Acclaimed travel writer Pam Mandel's thrilling account of a life-defining journey from the California suburbs to Israel to the Himalayan peaks and back.
Given the choice, Pam Mandel would say no and stay home. It was getting her nowhere, so she decided to say yes. Yes to hard work and hitch-hiking, to mean boyfriends and dirty travel, to unfolding the map and walking to its edges. Yes to unknown countries, night shifts, language lessons, bad decisions, to anything to make her feel real, visible, alive.
A product of beige California suburbs, Mandel was overlooked and unexceptional. When her father ships her off on a youth group tour of Israel, he inadvertently catapults his seventeen-year-old daughter into a world of angry European backpackers, seize-the-day Israelis, and the fall out of cold war-era politics. Border violence hadn't been on the birthright tour agenda. But then neither had domestic violence, going broke, getting wasted, getting sick, or getting lost.
With no guidance and no particular plan, utterly unprepared for what lies ahead, Mandel says yes to everything and everyone, embarking on an adventure across three continents and thousands of miles, from a cold water London flat to rural Pakistan, from the Nile River Delta to the snowy peaks of Ladakh and finally, back home to California, determined to shape a life that is truly hers.
An extraordinary memoir of going away and growing up, The Same River Twice follows Mandel's tangled journey and shows how travel teaches and changes us, even while it helps us become exactly who we have been all along.

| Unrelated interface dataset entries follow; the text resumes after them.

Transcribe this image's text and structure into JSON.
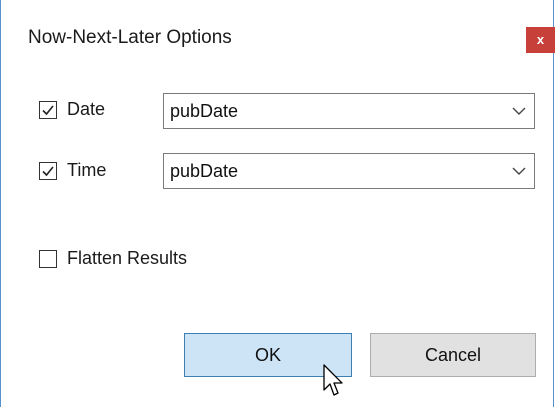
{
  "window": {
    "title": "Now-Next-Later Options",
    "close_label": "x"
  },
  "fields": [
    {
      "label": "Date",
      "checked": true,
      "value": "pubDate"
    },
    {
      "label": "Time",
      "checked": true,
      "value": "pubDate"
    }
  ],
  "flatten": {
    "label": "Flatten Results",
    "checked": false
  },
  "buttons": {
    "ok": "OK",
    "cancel": "Cancel"
  },
  "colors": {
    "close_bg": "#c7403a",
    "ok_bg": "#cde4f7",
    "ok_border": "#3c7fb1",
    "frame_border": "#5a8fd0"
  },
  "icons": {
    "check": "check-icon",
    "chevron": "chevron-down-icon",
    "cursor": "mouse-pointer-icon"
  }
}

Mandel, a travel writer and Nerd's Eye View blogger, recalls her tumultuous youth abroad in this edgy, unfiltered travel narrative. In high school, unmoored by her parents' divorce, Mandel shuffled between living with friends and family, failed classes, and snorted cocaine. Upon graduation, her "future a foggy wasteland," her parents sent her to a kibbutz in Israel. There, she found a sense of place and friendship among the travelers and locals, and fell in love with a young Israeli soldier. When they broke up, Mandel "felt displaced" again, and began a relationship with Alastair, an unemployed Brit in his 20s who was kicking around Israel. Alastair became abusive, and they traveled across Europe, then back to Israel, where Mandel had a miscarriage. She continued to travel with Alastair, including to Egypt and India, and on brief solo side-trips she felt "lighter" and "fearless," and finally determined to leave him and return to California and college. Mandel's introspective approach ("I was afraid... that I deserved everything I received") is leavened with wit about the role of "lost girls and boys." ("Wendy ends up getting the shitty end of things... sewing Peter Pan's shadow.") Rather than a pat conclusion, Mandel comes away with a mix of regret and "sheer wonder" about the memories and life experience her travels gave her. Messy but provocative, Mandel's chaotic coming-of-age story is emotionally hard to read, but also hard to put down. \n